The conservatives stand on the restoration bases of Christian fellowship, instruction, and practice; the liberals have seen fit, in spite of themselves in most instances (I think), to share with Unitarians, pedo-baptists, and the Humanists rather than with their conservative brethren standing where all the leaders up to Errett stood. In every town one finds young preachers, and some older ones, ready to cooperate with anybody in a series of meetings except with conservatives. Is it because they know the conservatives are right and can give a "thus saith the Lord' for whatever they do or ask others to do? Until liberals are ready to walk up to the Book and try to show authority for their various practices, they lack the loyalty to the Restoration Plea shown even by many Baptists and many other people still trusting in modern "revelations."

The practices, the slavery to modern philosophies, and the unwillingness to stand definitely for anything other than that always changing "liberalism' lead me to despair of seeing any general movement for fellowship between us. If the New Testament is not to be honored as a revelation from Jesus Christ, then he is not raised, was a bastard, lived a paranoiac, and died in vain.
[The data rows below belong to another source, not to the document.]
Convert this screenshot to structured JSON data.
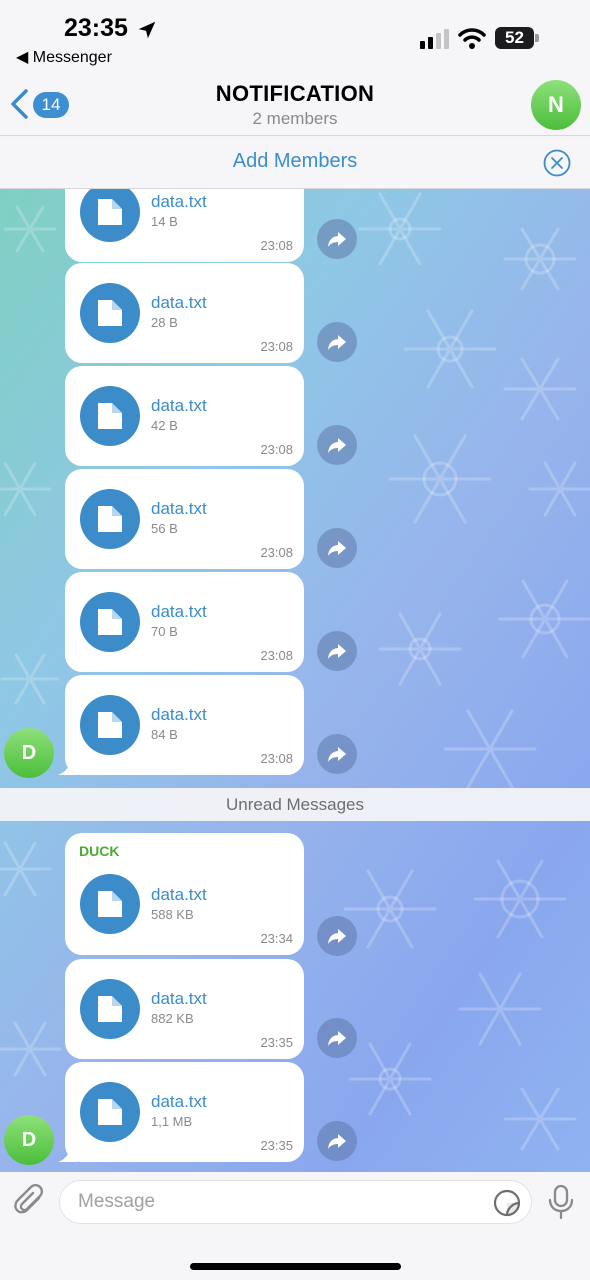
{
  "status_bar": {
    "time": "23:35",
    "back_app": "◀ Messenger",
    "battery": "52"
  },
  "header": {
    "back_badge": "14",
    "title": "NOTIFICATION",
    "subtitle": "2 members",
    "avatar_letter": "N"
  },
  "add_bar": {
    "label": "Add Members"
  },
  "messages_before": [
    {
      "name": "data.txt",
      "size": "14 B",
      "time": "23:08"
    },
    {
      "name": "data.txt",
      "size": "28 B",
      "time": "23:08"
    },
    {
      "name": "data.txt",
      "size": "42 B",
      "time": "23:08"
    },
    {
      "name": "data.txt",
      "size": "56 B",
      "time": "23:08"
    },
    {
      "name": "data.txt",
      "size": "70 B",
      "time": "23:08"
    },
    {
      "name": "data.txt",
      "size": "84 B",
      "time": "23:08"
    }
  ],
  "unread_label": "Unread Messages",
  "messages_after": [
    {
      "sender": "DUCK",
      "name": "data.txt",
      "size": "588 KB",
      "time": "23:34"
    },
    {
      "name": "data.txt",
      "size": "882 KB",
      "time": "23:35"
    },
    {
      "name": "data.txt",
      "size": "1,1 MB",
      "time": "23:35"
    }
  ],
  "sender_avatar_letter": "D",
  "input": {
    "placeholder": "Message"
  },
  "colors": {
    "accent": "#3b8cc8",
    "sender": "#4aab33",
    "avatar_green": "#5cc94a"
  },
  "icons": [
    "location-arrow-icon",
    "signal-icon",
    "wifi-icon",
    "battery-icon",
    "back-chevron-icon",
    "close-circle-icon",
    "file-icon",
    "forward-icon",
    "attach-icon",
    "sticker-icon",
    "mic-icon"
  ]
}
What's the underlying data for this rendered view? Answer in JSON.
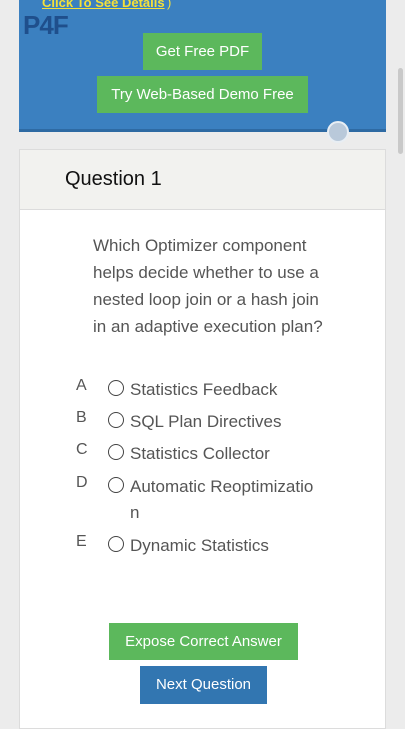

If we must be "apostolic' to please him, then it is not right to turn away from what has been left us as his last will and testament.

But apart from the issues between groups there is opportunity for individuals to share in discussion of these differences. This should be done and should be for those having sincere desires to foster unity in the faith and life of all who profess to be Christians. Luther was consistent, but he started the "faith only' in his creed that has been copied until now. How was he consistent? Why, he rejected the book of James as "an epistle of straw,' unworthy to stand in the Bible along with Romans and Galatians. Men today with his view are not consistent. Our Methodist friends need to know more about Wesley and to start following the way Wesley sought to travel; they would have great success. But what do they do? They follow Asbury, the ambitious leader who ensnared them with the episcopal system, and at a time when Tories were unpopular and not a man could be found in this land of the free to administer the ordinances! Apart from Asbury they would have been called "Christians' and would have taken the Bible only as their religious authority. The Scotch system also wrecked the movement of Stone and Campbell by appealing to the creeds of men, when they should have known better, and perhaps did in most cases. "My brethren, be not ye many teachers, knowing you shall receive the great condemnation.' This seems to fit those cold-blooded, Calvinistic reactionaries unwilling to take the Bible rather than human authority. The Catholics? Well in their zeal to maintain the status quo they omitted the second commandment of the decalogue and continue till now to leave it out of their catechism and to practice the adoration of images—to change the Bible rather than to change their heathen practices. Individuals should ponder such things and avoid catastrophe by standing upon common ground that is beyond question or cavil.

But, after all, it is the local congregation that is the unit, and with peace and progress here in the Christian faith and life we must be content. I have tried in a hurried half hour to suggest things that occurred to me.

Fraternally W. W. Freeman